What is being asked =>
Please tally how many lines in the entries below include the word "color", giving only the number.

[Page and application data records]
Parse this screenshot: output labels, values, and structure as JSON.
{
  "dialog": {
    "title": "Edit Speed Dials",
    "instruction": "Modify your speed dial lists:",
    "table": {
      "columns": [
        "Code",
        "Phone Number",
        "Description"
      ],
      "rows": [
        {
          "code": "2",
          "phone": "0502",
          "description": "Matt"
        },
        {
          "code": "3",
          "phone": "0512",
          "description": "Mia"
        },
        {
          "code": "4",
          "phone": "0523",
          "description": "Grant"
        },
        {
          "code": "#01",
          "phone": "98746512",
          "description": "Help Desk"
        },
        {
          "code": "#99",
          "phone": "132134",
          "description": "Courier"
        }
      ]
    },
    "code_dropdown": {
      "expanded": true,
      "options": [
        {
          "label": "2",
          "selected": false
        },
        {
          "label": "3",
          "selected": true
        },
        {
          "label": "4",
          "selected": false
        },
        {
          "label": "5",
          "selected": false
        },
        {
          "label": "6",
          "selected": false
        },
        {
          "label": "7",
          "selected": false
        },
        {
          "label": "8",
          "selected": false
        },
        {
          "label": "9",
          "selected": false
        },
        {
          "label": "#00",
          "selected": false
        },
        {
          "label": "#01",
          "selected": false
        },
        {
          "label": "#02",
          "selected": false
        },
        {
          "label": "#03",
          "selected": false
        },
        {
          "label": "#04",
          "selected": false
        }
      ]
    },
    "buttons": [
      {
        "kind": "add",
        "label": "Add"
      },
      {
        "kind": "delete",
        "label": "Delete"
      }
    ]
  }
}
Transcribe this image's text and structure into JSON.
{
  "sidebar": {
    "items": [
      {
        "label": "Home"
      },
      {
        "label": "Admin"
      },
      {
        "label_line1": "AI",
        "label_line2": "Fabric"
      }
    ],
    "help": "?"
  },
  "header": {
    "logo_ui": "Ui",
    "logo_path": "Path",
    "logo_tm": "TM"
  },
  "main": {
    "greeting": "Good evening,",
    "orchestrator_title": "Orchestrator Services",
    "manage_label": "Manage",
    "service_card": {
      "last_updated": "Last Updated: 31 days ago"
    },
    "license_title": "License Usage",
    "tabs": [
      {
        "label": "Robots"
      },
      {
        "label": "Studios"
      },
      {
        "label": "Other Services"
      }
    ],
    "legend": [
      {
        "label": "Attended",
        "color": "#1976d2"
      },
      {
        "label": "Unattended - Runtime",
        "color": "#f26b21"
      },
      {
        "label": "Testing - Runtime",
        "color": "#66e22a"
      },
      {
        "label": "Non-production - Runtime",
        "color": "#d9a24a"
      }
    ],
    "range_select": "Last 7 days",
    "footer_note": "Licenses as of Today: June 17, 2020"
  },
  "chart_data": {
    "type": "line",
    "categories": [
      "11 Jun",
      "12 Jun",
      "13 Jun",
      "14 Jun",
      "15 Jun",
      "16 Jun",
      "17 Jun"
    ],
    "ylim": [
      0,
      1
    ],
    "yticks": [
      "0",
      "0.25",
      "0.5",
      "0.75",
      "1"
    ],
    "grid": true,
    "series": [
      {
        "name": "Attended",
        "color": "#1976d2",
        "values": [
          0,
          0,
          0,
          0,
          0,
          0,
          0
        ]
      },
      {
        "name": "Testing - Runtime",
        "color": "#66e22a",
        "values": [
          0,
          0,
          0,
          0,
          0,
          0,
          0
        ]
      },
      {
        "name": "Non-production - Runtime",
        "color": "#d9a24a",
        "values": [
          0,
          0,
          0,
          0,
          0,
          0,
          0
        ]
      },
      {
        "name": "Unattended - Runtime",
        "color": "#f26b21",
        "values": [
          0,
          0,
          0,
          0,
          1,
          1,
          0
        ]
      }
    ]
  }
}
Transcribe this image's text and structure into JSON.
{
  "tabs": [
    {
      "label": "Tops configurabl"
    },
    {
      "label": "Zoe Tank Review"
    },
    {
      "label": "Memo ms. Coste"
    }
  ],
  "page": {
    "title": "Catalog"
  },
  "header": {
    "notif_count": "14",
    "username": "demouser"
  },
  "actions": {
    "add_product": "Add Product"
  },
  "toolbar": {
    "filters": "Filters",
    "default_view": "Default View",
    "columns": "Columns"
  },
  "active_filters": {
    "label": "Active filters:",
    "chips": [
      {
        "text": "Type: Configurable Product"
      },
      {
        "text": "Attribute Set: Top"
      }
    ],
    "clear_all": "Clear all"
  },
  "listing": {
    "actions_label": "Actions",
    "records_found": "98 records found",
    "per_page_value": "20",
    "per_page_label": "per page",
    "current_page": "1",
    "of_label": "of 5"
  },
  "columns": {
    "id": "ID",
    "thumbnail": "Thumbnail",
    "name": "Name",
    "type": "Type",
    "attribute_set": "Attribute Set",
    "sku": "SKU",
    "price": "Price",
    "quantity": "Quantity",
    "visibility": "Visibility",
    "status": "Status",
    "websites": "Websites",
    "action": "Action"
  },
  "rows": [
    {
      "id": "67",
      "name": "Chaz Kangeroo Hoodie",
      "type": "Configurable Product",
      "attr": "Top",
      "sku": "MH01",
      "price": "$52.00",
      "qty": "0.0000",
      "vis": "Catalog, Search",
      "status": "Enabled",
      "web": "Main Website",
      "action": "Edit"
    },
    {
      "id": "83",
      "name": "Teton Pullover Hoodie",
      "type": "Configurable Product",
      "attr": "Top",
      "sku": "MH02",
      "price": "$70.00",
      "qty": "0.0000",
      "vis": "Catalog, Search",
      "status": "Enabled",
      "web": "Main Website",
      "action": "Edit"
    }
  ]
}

Answer for the task =>
8